Heretofore the virgins had refused to open the door when the bridegroom had knocked (see Luke 12:36 and Revelation 3:20), so He was able to read their hearts when they came knocking on His door. And he truly didn't know them because they had never taken the time to get to know Him.

And such is a sobering account for us to keep in mind: there will come a day when Christ no longer knocks on our doors because we have passed the point of no return.

The second passage is found in 2 Thessalonians 2:10 where Paul says that there will be many "who perish because they did not receive the love of the truth, that they might be saved." Saved by having a "love of the truth"? Is Paul serious? Apparently. Yet, sadly, many of us do not have that agape love for the truth. We may have a foggy idea of what that truth is, but very few of us would sell everything to study, understand, and dissect that truth.

The truth of the matter is, we have come far too short of uplifting what true intimacy with the Lord is all about. So let's raise the standard. Let's lift up Jesus so high that people won't be able to help but spend hours upon hours a day reading His word, digesting it, pondering it, tracing themes through out scripture, studying passages that appear confusing at first but bring about incredible satisfaction once understood - and then applying all these discoveries to their every-day lives.

Yes, this is true devotion. And this is what the Lord is lovingly trying to draw from our hearts.


Kyle Baldwin said...


Anonymous said...

I do think I need to spend more time in Daniel, chapter 11. As I got into it this morning, I thought. "I have never conquered this chapter." Maybe now is the time! Time to devote myself to it!

Anonymous said...

I need to devote (!) more time to in-depth study of some parts of the Bible I have not yet begun to conquer. This morning I started with Daniel 11.

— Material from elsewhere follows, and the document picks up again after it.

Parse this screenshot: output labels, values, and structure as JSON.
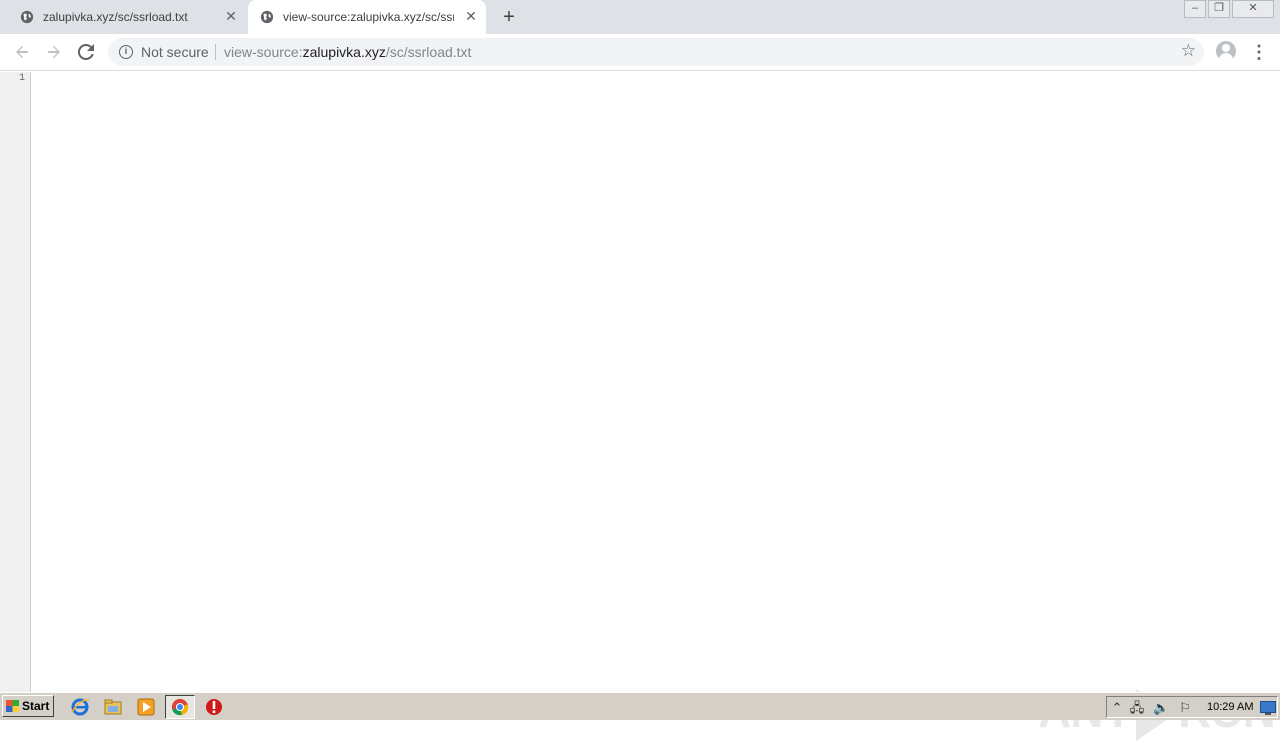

Dingo said...

Thanks for a lot to think about. It is very timely. A lot of wonderful time could be spent in the Word just with the concept of seeking the Lord. In Psalm 9:10 we have that promise "Thou Lord, hast not forgotten them that seek thee." Are we seeking Him?

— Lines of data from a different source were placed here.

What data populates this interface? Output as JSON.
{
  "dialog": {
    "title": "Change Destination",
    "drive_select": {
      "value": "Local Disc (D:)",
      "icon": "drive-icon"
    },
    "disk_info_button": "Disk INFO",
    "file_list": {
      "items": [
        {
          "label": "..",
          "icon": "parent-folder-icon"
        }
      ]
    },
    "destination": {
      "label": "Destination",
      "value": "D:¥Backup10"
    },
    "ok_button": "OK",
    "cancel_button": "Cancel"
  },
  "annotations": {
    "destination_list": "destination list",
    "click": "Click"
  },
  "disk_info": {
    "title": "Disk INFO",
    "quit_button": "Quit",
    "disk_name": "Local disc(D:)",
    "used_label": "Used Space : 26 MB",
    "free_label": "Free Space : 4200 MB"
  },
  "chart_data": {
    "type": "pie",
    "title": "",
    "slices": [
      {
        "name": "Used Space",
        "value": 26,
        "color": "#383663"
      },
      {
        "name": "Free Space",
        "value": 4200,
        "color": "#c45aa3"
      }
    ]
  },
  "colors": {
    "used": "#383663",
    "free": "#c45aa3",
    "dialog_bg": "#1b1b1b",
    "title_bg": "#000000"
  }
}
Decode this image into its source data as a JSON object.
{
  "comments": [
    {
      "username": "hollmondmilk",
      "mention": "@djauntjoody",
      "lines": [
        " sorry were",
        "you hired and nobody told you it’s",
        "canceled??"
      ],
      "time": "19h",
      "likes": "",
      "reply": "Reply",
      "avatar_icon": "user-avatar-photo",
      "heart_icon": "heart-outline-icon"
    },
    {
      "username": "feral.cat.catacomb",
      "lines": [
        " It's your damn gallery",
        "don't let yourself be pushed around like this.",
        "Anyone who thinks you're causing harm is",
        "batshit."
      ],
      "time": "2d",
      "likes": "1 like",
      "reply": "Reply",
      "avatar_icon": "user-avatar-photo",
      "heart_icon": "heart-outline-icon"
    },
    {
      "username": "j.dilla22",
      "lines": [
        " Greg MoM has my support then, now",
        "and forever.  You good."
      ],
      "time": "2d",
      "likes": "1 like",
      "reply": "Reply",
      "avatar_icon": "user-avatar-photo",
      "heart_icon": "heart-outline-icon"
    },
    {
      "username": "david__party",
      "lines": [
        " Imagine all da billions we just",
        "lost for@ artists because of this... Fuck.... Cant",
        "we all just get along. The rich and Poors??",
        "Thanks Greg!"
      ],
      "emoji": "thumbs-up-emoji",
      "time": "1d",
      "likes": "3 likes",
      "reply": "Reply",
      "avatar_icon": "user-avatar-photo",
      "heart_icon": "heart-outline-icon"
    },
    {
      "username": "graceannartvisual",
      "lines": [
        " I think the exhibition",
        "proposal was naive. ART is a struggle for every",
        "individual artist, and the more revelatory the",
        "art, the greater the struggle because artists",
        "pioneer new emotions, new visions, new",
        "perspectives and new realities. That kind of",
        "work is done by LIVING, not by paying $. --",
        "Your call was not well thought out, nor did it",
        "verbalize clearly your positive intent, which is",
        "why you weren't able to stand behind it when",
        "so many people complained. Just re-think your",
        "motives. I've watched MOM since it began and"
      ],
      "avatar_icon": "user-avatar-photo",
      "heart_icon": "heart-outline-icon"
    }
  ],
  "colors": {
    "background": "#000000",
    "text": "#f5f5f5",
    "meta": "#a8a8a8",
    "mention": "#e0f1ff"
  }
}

But who really initiated that seeking? Psalm 27:8 is a delightful surprise - "When thou saidst, Seek ye my face; my heart said unto thee, Thy face Lord will I seek."

Each morning before I open my eyes, my first words are to God, reaching out to Him – seeking Him; but that would not happen if He were not wooing and drawing me first. We can do nothing of ourselves.

Each morning when I spend 20 or 30 minutes in the Word, praying and asking for instruction from it, seeking what God has to show me for this passage, that would not happen unless he initiated my seeking.

Throughout each event of the day, laced with times of seeking/praying, how could I even remember, let alone desire to seek God in prayer unless He initiated the seeking.

Then, in the longer study sessions (which the devil seems to fight so hard to derail), when I seek to know something more of God - his character, law, salvation - I cling to His promise that my seeking is not fruitless. He promises that when I seek Him with all my heart, I will find Him. But still, who really initiated my seeking? Would I even care about that magnificent promise unless God had put it in my heart to seek.

At least in some part, devotion is a relationship of seeking and even baby steps toward tasting that life and finding it good are a beautiful thing - God drawing us toward Himself in baby steps, then more mature steps until, Like Enoch, we walk with God.

Staci said...

I so agree with this post and will probably share some thoughts from it in a seminar presentation I'm doing next month on how to have a vibrant devotional time. Just one other thought. There are some (sometimes me) who spend their devotional time just researching and writing and walk away about any personal "inspiration". That is another danger. I have decided that my devotions cannot be all about preparing studies / sermons /etc. for sharing with others. It has to be about God speaking to my heart. While we want people to study deep, we also need to encourage them to make sure they are letting God speak to their own heart. It makes all the difference!